But then, I suspect it's part of the grand civilizational cycle - rise, peak, fall. We (the world, mind, since we're a lot more global than most folks realize) are somewhere near the peak IMHO, though I'll be damned if I can say for certain which side of that peak we're on.
Doesn't matter - like most jurisdictions, if a business has a physical presence in a given area, they can be sued and are subject to the laws in that area. Odds are pretty good that Google has a physical presence at least somewhere in the UK, so...
Gotta give 'em credit for Chutzpah, though.
Funny thing is, the language in this case isn't so much "inflammatory", as much as it is descriptive. See also The Memory Hole.
(I wonder if NoKo actually calls the folks tasked with this job the Korean equivalent of "Ministry of Truth" as well...)
Dude - the head of the Portland school district pulls in wages and benefits that would put most CEOs to shame (around $200k/year, IIRC).

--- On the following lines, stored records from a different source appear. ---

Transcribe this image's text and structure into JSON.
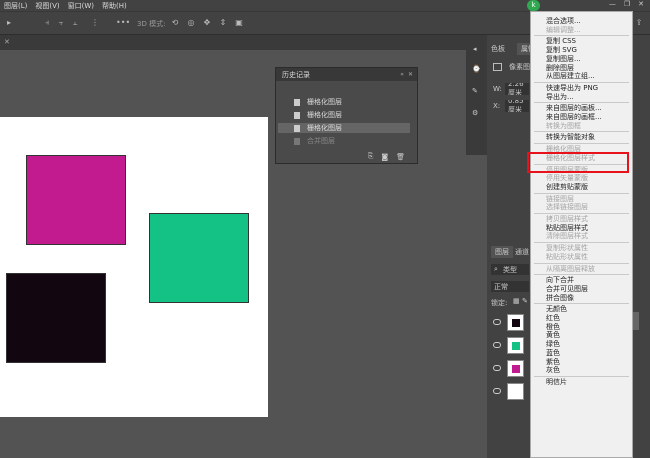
{
  "menubar": {
    "items": [
      "图层(L)",
      "视图(V)",
      "窗口(W)",
      "帮助(H)"
    ],
    "avatar_label": "k"
  },
  "options": {
    "mode_label": "3D 模式:"
  },
  "history_panel": {
    "title": "历史记录",
    "rows": [
      {
        "label": "栅格化图层",
        "selected": false,
        "dim": false
      },
      {
        "label": "栅格化图层",
        "selected": false,
        "dim": false
      },
      {
        "label": "栅格化图层",
        "selected": true,
        "dim": false
      },
      {
        "label": "合并图层",
        "selected": false,
        "dim": true
      }
    ]
  },
  "right_panels": {
    "color_tab": "色板",
    "props_tab": "属性",
    "pixel_label": "像素图层",
    "w_label": "W:",
    "w_value": "2.26 厘米",
    "x_label": "X:",
    "x_value": "0.85 厘米",
    "layers_tab": "图层",
    "channels_tab": "通道",
    "kind_label": "类型",
    "blend_label": "正常",
    "lock_label": "锁定:"
  },
  "context_menu": {
    "items": [
      {
        "label": "混合选项...",
        "disabled": false
      },
      {
        "label": "编辑调整...",
        "disabled": true
      },
      {
        "sep": true
      },
      {
        "label": "复制 CSS",
        "disabled": false
      },
      {
        "label": "复制 SVG",
        "disabled": false
      },
      {
        "label": "复制图层...",
        "disabled": false
      },
      {
        "label": "删除图层",
        "disabled": false
      },
      {
        "label": "从图层建立组...",
        "disabled": false
      },
      {
        "sep": true
      },
      {
        "label": "快速导出为 PNG",
        "disabled": false
      },
      {
        "label": "导出为...",
        "disabled": false
      },
      {
        "sep": true
      },
      {
        "label": "来自图层的画板...",
        "disabled": false
      },
      {
        "label": "来自图层的画框...",
        "disabled": false
      },
      {
        "label": "转换为图框",
        "disabled": true
      },
      {
        "sep": true
      },
      {
        "label": "转换为智能对象",
        "disabled": false
      },
      {
        "sep": true
      },
      {
        "label": "栅格化图层",
        "disabled": true
      },
      {
        "label": "栅格化图层样式",
        "disabled": true
      },
      {
        "sep": true
      },
      {
        "label": "停用图层蒙版",
        "disabled": true
      },
      {
        "label": "停用矢量蒙版",
        "disabled": true
      },
      {
        "label": "创建剪贴蒙版",
        "disabled": false
      },
      {
        "sep": true
      },
      {
        "label": "链接图层",
        "disabled": true
      },
      {
        "label": "选择链接图层",
        "disabled": true
      },
      {
        "sep": true
      },
      {
        "label": "拷贝图层样式",
        "disabled": true
      },
      {
        "label": "粘贴图层样式",
        "disabled": false
      },
      {
        "label": "清除图层样式",
        "disabled": true
      },
      {
        "sep": true
      },
      {
        "label": "复制形状属性",
        "disabled": true
      },
      {
        "label": "粘贴形状属性",
        "disabled": true
      },
      {
        "sep": true
      },
      {
        "label": "从隔离图层释放",
        "disabled": true
      },
      {
        "sep": true
      },
      {
        "label": "向下合并",
        "disabled": false
      },
      {
        "label": "合并可见图层",
        "disabled": false
      },
      {
        "label": "拼合图像",
        "disabled": false
      },
      {
        "sep": true
      },
      {
        "label": "无颜色",
        "disabled": false
      },
      {
        "label": "红色",
        "disabled": false
      },
      {
        "label": "橙色",
        "disabled": false
      },
      {
        "label": "黄色",
        "disabled": false
      },
      {
        "label": "绿色",
        "disabled": false
      },
      {
        "label": "蓝色",
        "disabled": false
      },
      {
        "label": "紫色",
        "disabled": false
      },
      {
        "label": "灰色",
        "disabled": false
      },
      {
        "sep": true
      },
      {
        "label": "明信片",
        "disabled": false
      }
    ]
  },
  "colors": {
    "magenta": "#c21a8f",
    "green": "#14c286",
    "black": "#120711",
    "highlight": "#e8121c"
  }
}
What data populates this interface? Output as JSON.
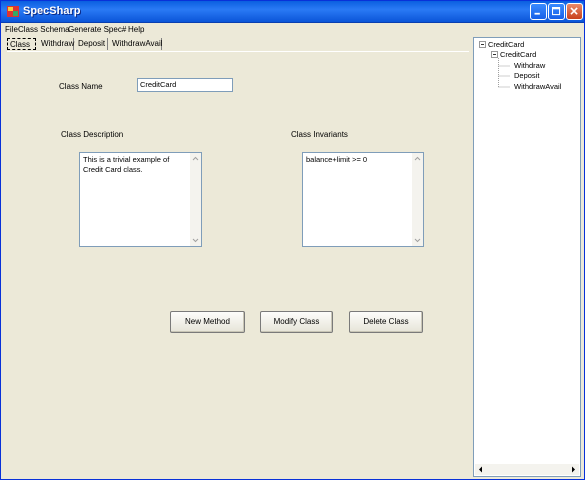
{
  "window": {
    "title": "SpecSharp"
  },
  "menu": [
    "File",
    "Class Schema",
    "Generate Spec#",
    "Help"
  ],
  "tabs": [
    "Class",
    "Withdraw",
    "Deposit",
    "WithdrawAvail"
  ],
  "class_form": {
    "name_label": "Class Name",
    "name_value": "CreditCard",
    "description_label": "Class Description",
    "description_value": "This is a trivial example of Credit Card class.",
    "invariants_label": "Class Invariants",
    "invariants_value": "balance+limit >= 0"
  },
  "buttons": {
    "new_method": "New Method",
    "modify_class": "Modify Class",
    "delete_class": "Delete Class"
  },
  "tree": {
    "root": "CreditCard",
    "child": "CreditCard",
    "methods": [
      "Withdraw",
      "Deposit",
      "WithdrawAvail"
    ]
  },
  "icons": {
    "app": "specsharp-app-icon",
    "minimize": "minimize-icon",
    "maximize": "maximize-icon",
    "close": "close-icon"
  },
  "colors": {
    "titlebar": "#0a5fe0",
    "window_bg": "#ece9d8",
    "field_border": "#7f9db9"
  }
}
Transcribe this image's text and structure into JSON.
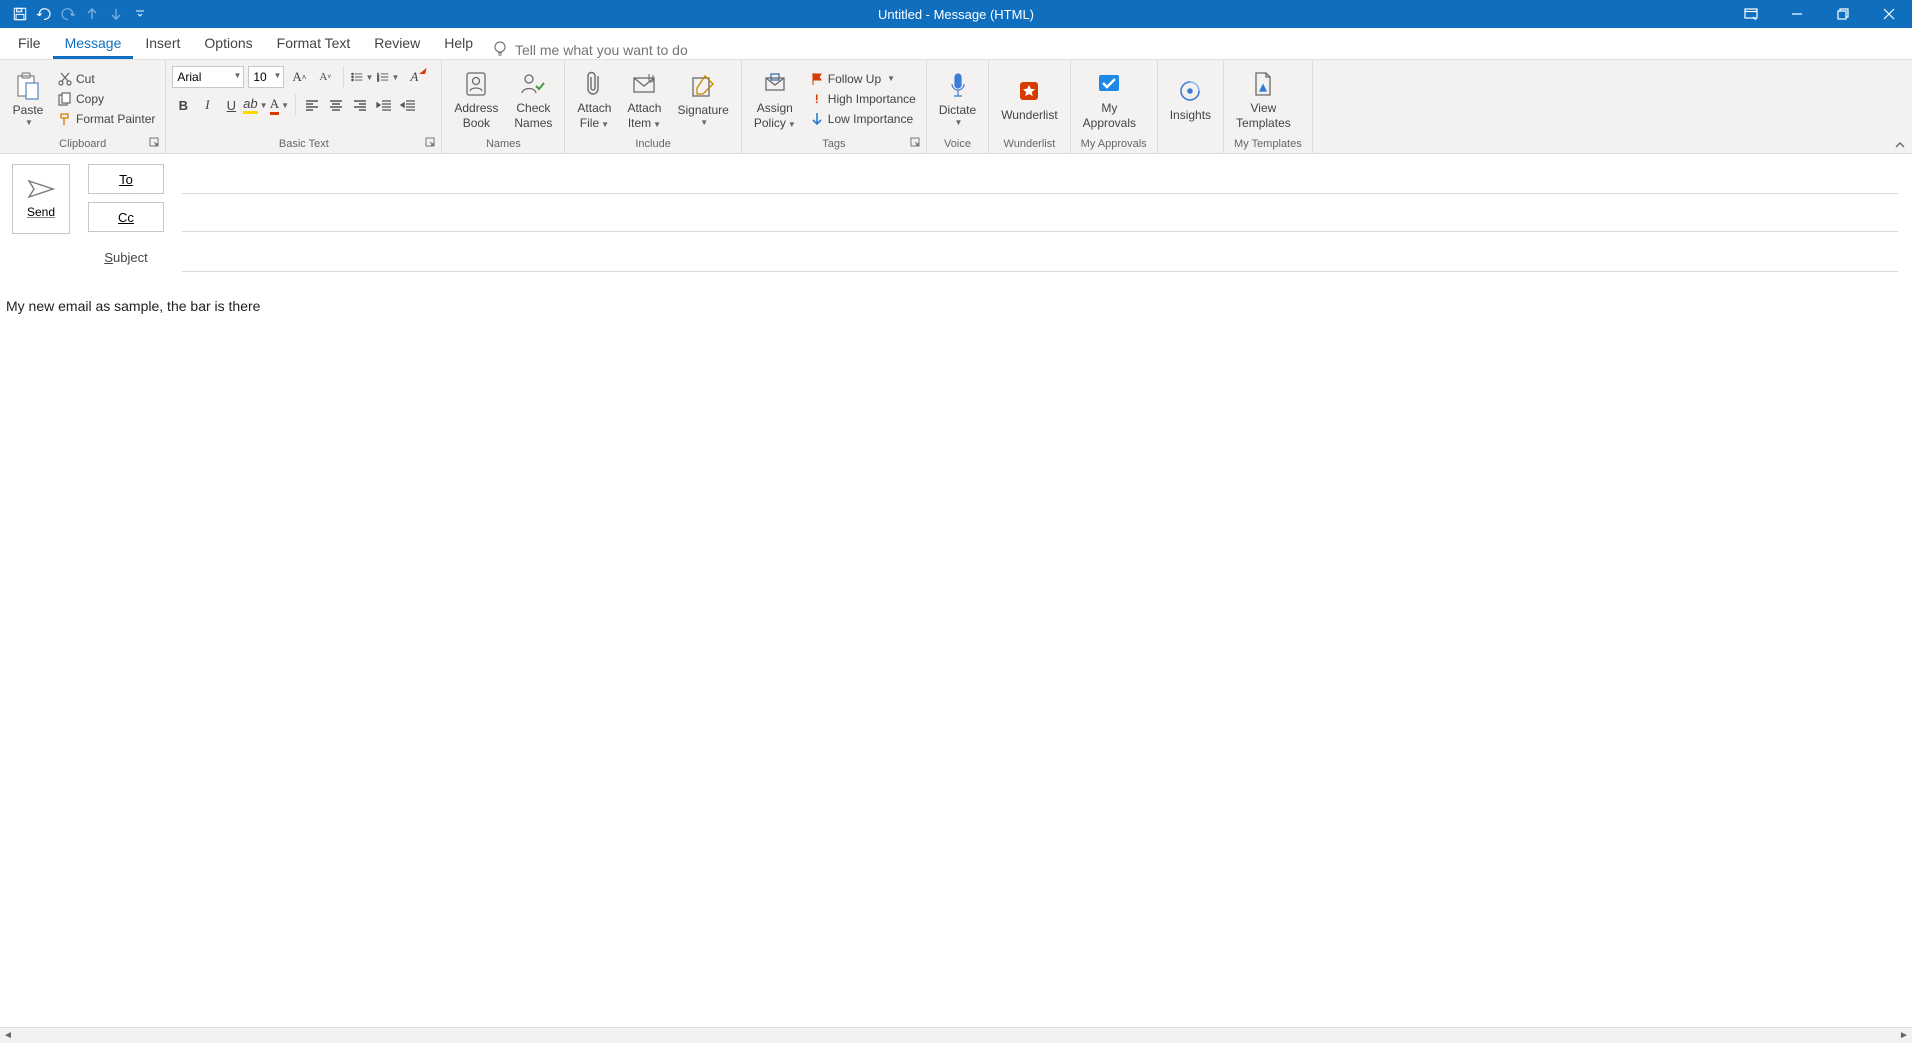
{
  "window": {
    "title": "Untitled  -  Message (HTML)"
  },
  "tabs": {
    "file": "File",
    "message": "Message",
    "insert": "Insert",
    "options": "Options",
    "format_text": "Format Text",
    "review": "Review",
    "help": "Help",
    "tell_me_placeholder": "Tell me what you want to do"
  },
  "ribbon": {
    "clipboard": {
      "paste": "Paste",
      "cut": "Cut",
      "copy": "Copy",
      "format_painter": "Format Painter",
      "label": "Clipboard"
    },
    "basic_text": {
      "font_name": "Arial",
      "font_size": "10",
      "label": "Basic Text"
    },
    "names": {
      "address_book_l1": "Address",
      "address_book_l2": "Book",
      "check_names_l1": "Check",
      "check_names_l2": "Names",
      "label": "Names"
    },
    "include": {
      "attach_file_l1": "Attach",
      "attach_file_l2": "File",
      "attach_item_l1": "Attach",
      "attach_item_l2": "Item",
      "signature": "Signature",
      "label": "Include"
    },
    "tags": {
      "assign_policy_l1": "Assign",
      "assign_policy_l2": "Policy",
      "follow_up": "Follow Up",
      "high": "High Importance",
      "low": "Low Importance",
      "label": "Tags"
    },
    "voice": {
      "dictate": "Dictate",
      "label": "Voice"
    },
    "wunderlist": {
      "button": "Wunderlist",
      "label": "Wunderlist"
    },
    "my_approvals": {
      "button_l1": "My",
      "button_l2": "Approvals",
      "label": "My Approvals"
    },
    "insights": {
      "button": "Insights"
    },
    "my_templates": {
      "button_l1": "View",
      "button_l2": "Templates",
      "label": "My Templates"
    }
  },
  "compose": {
    "send": "Send",
    "to": "To",
    "cc": "Cc",
    "subject": "Subject",
    "body": "My new email as sample, the bar is there"
  }
}
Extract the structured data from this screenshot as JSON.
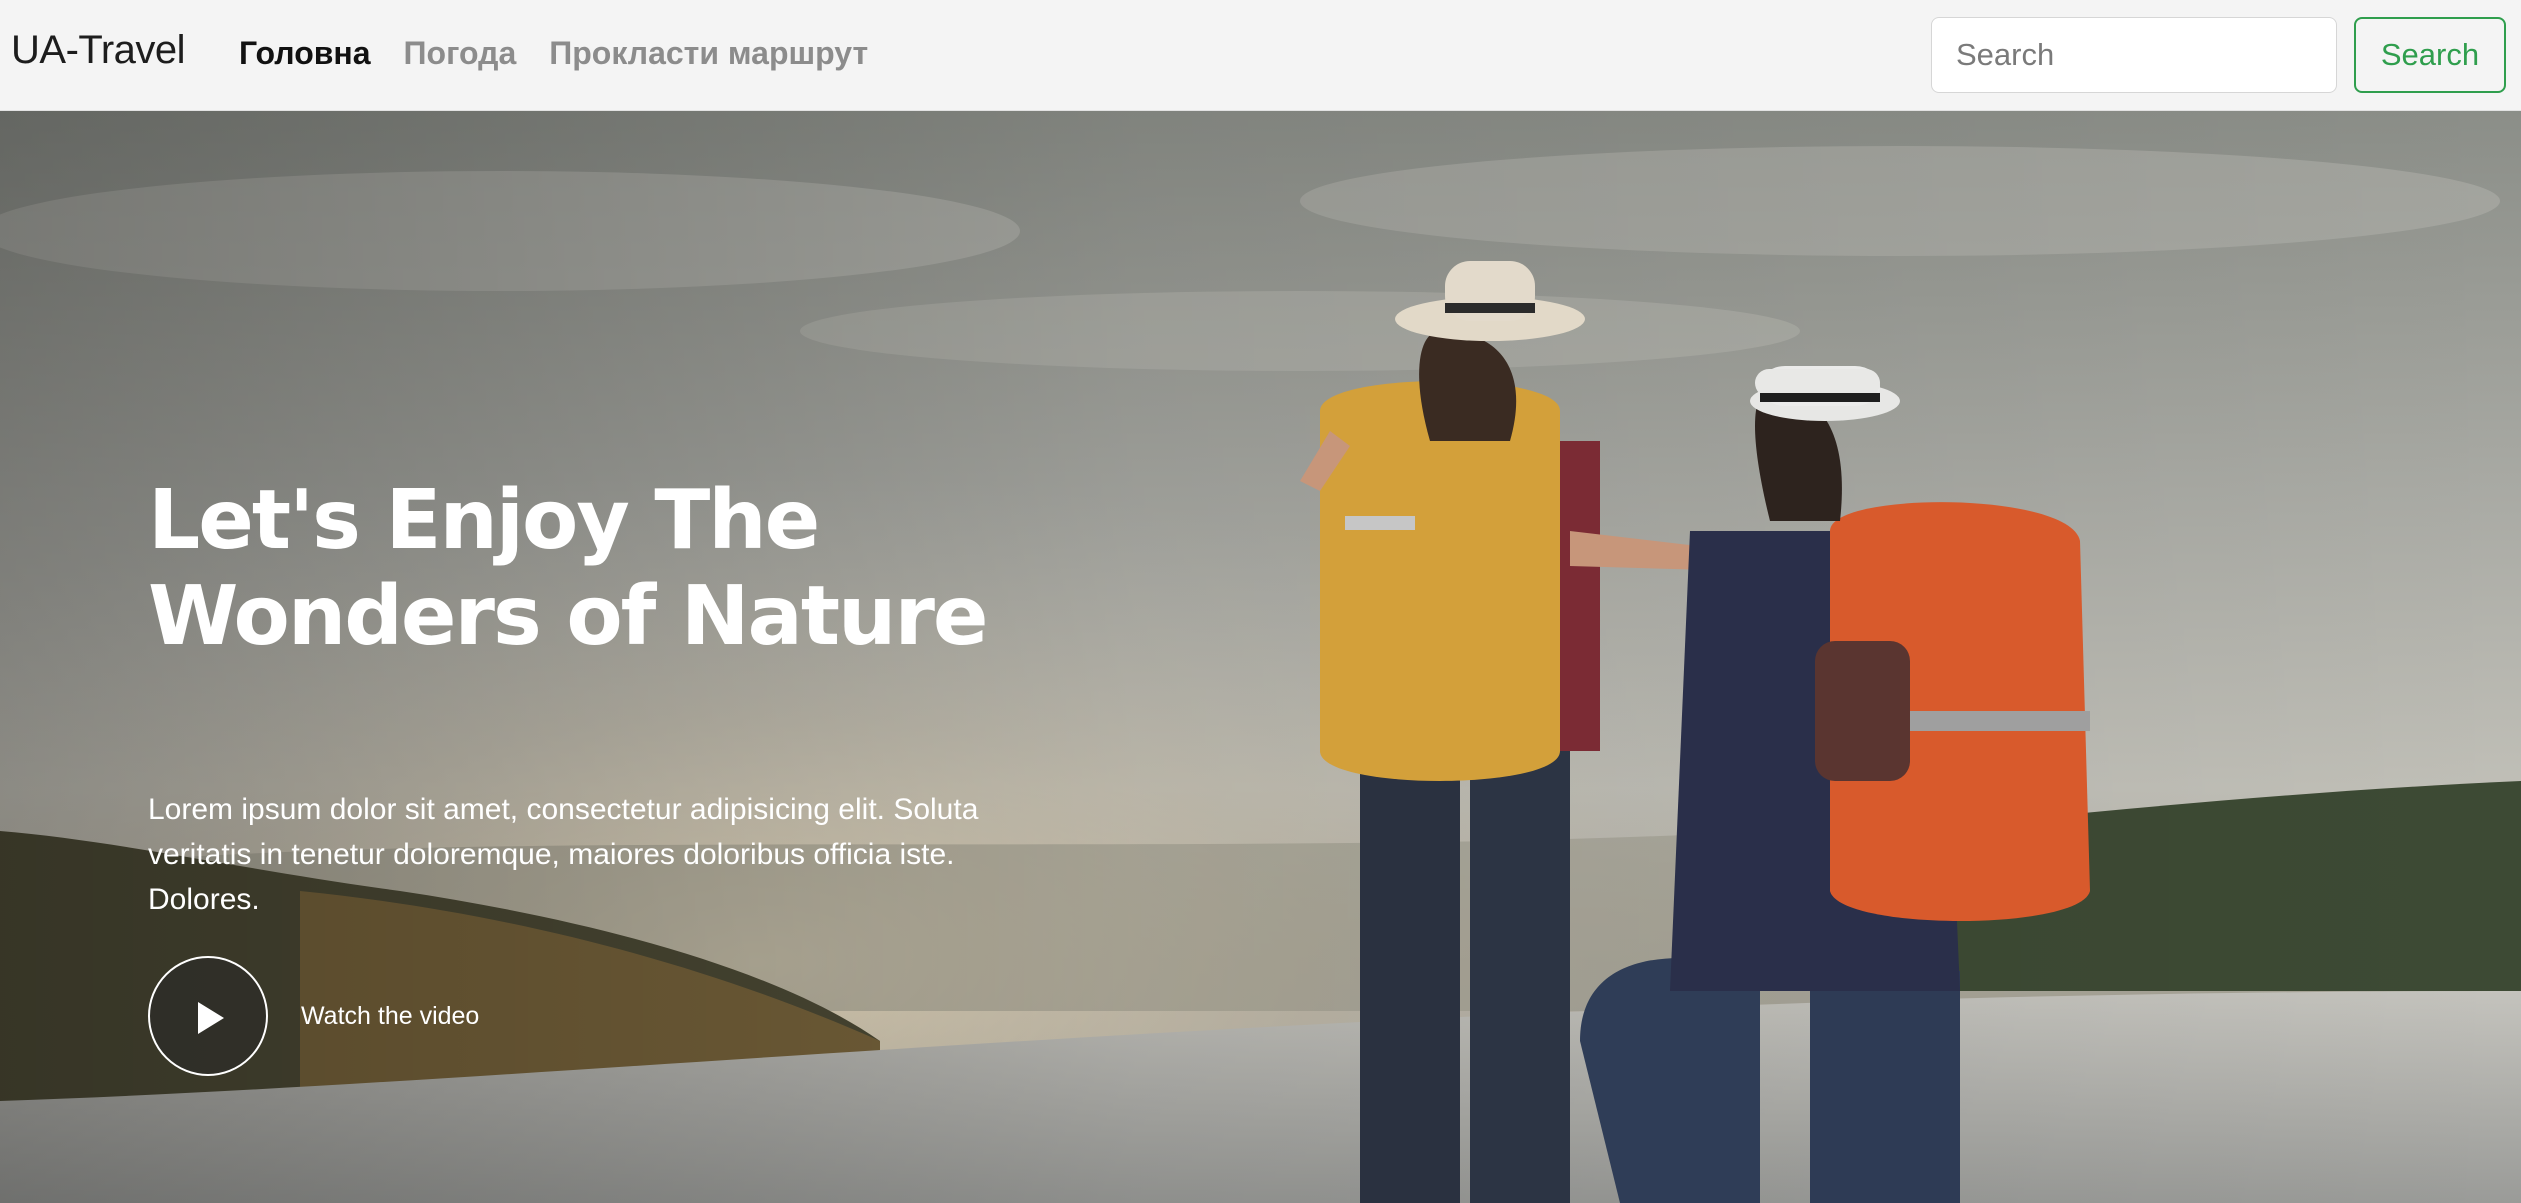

So a $300m website isn't really much to blink at, especially when you consider that a huge percentage of the money came in as federal pork.
It does come down to that, but only almost. When you consider what it takes to dink around with VPC, along with other infrastructure integration hassles (not to mention the sysadmin's time in ramping-up and dealing with them)? It can get pricey in a hurry. Gets even worse when you have a *nix-heavy environment, and discover that unless you want to jump through a ton of hoops, you can only migrate 'doze server 2003/8 VMs to it.
Now as a cold-start remote DR site that you build-up (say, leave your DB on in there to replicate data from prod while the other instances sleep)? It's not a completely bad way to go. In my case, I already have a colo and an existing infrastructure that I can move the thing into, so my costs will actually drop by quite a bit.
All said and done? My biggest (and TBH only real) complaint is the semi-hidden costs that AWS barfs on you after you get stuff up and running. Unless you know them first-hand (or get really lucky digging through the paperwork while in the estimation stage), you can be very easily bitten by the nickle-and-dime stuff (as my predecessor was bitten, unfortunately).
Nope, but I do have to deal with it on a daily basis...
Cloud pricing is insane (and insanely complex) because otherwise the vendor wouldn't make any real money off of it.
Take AWS for instance. Sure, the spot pricing is cheap as hell. Well, it would be, if they didn't charge you $0.11/GB-hour for storage, a penny-fraction for every 10,000 GET requests you receive (and a similar price for every 1,000 PUT/form requests), and a zillion other nickel-and-dime charges that turn a forecasted $300/mo. estimate into a $3200/mo. OpEx ( for five moderately-busy servers w/ a small DB... basically a smallish-sized commercial website).
I know this because I just inherited one of these. My predecessor promised cheap, I'm stuck with managing expensive (and am moving the #$@! thing back into our existing colo space as soon as I can practically do so...)
Agreed - one simply cannot win a statewide election without winning at least two of the big three left-leaning cities.
If you're going to put stuff on a timeline, then you have to add OpEx to the costs; given that Oracle had a hand in it, that's gonna be one expensive mother...